*ASSIGNED TASK*. Search the material and gather each line with "JSON" in it.

Start of Block

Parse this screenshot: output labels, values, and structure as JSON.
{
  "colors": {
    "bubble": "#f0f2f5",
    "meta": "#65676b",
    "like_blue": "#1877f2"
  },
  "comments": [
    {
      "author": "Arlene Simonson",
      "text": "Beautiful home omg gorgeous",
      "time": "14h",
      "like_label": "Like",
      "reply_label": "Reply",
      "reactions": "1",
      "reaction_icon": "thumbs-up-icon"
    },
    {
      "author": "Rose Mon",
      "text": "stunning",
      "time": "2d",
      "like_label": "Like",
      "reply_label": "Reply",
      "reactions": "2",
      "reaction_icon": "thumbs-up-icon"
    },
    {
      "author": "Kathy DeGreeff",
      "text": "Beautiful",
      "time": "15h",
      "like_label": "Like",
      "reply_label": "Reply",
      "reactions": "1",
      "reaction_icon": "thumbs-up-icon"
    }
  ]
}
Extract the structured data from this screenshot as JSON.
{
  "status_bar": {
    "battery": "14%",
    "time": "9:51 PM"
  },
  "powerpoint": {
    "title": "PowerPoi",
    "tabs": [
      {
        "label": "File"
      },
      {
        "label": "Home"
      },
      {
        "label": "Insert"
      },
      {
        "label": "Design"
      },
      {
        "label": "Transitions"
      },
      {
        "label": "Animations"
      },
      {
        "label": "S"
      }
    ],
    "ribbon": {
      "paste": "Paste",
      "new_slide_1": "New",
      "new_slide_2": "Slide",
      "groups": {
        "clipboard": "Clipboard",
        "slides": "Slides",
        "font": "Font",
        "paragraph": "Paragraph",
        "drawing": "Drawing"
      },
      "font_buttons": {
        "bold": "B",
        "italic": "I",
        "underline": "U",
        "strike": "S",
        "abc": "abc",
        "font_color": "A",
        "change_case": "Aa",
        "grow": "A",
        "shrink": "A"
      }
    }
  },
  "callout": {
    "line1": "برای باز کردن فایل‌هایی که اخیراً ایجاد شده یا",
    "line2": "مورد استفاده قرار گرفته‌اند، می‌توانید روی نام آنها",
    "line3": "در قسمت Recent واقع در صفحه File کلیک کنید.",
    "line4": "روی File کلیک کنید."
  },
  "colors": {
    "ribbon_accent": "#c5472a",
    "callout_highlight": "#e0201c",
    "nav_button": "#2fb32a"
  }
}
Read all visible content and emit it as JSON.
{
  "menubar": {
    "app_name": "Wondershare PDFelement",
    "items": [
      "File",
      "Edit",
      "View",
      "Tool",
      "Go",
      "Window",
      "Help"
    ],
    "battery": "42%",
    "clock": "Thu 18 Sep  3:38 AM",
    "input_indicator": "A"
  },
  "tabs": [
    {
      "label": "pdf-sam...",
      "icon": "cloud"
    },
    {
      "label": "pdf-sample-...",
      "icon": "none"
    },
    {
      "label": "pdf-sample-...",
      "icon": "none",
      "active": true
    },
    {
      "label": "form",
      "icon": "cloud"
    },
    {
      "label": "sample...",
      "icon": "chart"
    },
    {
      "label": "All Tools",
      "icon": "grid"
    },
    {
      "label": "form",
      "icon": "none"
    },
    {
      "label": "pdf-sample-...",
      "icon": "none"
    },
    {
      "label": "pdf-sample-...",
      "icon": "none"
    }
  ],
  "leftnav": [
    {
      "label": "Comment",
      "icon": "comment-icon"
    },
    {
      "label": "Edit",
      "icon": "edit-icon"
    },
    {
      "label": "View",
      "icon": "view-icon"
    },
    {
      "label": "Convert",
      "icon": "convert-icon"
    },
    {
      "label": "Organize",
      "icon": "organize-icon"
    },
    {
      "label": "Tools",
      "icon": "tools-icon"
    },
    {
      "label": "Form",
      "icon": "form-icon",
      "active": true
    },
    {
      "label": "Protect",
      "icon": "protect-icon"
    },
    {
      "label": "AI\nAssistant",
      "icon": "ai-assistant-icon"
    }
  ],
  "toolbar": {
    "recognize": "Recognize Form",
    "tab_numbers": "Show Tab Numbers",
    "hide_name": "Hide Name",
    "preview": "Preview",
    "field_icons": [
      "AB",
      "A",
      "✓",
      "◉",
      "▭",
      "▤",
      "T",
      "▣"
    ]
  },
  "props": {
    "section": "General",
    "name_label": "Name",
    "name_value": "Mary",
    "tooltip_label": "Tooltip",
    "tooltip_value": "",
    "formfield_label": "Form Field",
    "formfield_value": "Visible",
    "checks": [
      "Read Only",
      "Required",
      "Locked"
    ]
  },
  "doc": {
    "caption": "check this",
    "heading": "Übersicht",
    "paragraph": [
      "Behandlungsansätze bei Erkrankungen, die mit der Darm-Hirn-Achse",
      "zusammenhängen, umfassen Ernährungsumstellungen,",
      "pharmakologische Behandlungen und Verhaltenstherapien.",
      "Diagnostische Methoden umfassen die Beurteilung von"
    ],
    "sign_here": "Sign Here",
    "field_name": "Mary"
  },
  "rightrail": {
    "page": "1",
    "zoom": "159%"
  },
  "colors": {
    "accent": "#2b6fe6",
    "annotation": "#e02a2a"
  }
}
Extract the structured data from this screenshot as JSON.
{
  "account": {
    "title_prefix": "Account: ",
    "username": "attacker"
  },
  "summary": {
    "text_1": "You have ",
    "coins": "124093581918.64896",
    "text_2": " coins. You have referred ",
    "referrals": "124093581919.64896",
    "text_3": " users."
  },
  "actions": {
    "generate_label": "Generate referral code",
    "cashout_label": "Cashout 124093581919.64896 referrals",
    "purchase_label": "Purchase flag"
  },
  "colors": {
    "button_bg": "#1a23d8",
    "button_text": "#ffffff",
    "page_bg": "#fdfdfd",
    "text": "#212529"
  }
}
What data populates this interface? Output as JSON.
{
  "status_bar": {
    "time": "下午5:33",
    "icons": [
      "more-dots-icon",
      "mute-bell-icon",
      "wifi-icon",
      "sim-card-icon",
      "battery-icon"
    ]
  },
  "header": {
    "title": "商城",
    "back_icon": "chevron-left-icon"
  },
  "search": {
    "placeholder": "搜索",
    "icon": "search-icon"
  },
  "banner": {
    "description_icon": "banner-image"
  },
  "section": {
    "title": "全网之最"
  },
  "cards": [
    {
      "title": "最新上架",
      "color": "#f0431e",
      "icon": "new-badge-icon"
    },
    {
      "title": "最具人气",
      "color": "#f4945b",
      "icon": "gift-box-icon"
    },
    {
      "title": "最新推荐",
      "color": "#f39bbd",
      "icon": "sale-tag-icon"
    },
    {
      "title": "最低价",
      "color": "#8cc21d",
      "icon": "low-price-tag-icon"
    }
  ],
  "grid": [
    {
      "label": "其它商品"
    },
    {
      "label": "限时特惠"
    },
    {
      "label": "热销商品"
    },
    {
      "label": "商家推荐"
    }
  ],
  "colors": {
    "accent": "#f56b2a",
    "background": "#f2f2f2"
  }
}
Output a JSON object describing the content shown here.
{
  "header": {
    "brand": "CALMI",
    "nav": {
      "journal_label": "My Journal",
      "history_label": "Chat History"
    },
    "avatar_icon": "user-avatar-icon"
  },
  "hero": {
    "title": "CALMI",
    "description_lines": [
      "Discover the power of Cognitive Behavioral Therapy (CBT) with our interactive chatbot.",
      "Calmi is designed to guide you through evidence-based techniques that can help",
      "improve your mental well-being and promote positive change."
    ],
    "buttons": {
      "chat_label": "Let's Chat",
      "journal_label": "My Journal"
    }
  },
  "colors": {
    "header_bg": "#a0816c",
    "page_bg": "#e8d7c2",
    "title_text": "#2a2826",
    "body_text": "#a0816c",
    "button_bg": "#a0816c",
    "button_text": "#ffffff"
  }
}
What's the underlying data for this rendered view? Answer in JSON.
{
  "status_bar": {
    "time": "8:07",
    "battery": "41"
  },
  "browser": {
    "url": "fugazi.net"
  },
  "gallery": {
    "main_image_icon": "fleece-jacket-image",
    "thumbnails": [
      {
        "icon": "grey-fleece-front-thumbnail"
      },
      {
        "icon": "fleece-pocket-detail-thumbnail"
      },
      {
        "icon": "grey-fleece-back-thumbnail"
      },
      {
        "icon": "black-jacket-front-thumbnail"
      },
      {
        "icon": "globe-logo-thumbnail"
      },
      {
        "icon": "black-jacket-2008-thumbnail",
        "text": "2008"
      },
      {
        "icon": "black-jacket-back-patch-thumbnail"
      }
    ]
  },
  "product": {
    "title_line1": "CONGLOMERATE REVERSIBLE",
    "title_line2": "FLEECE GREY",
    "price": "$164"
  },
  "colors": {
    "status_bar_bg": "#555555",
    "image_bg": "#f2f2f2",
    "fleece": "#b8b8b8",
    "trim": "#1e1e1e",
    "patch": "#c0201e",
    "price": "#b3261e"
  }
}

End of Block

*ANSWER AREA*.
Parse this screenshot: output labels, values, and structure as JSON.
Extract the structured data from this screenshot as JSON.
Read all visible content and emit it as JSON.
Extract the structured data from this screenshot as JSON.
What data populates this interface? Output as JSON.
Output a JSON object describing the content shown here.
What's the underlying data for this rendered view? Answer in JSON.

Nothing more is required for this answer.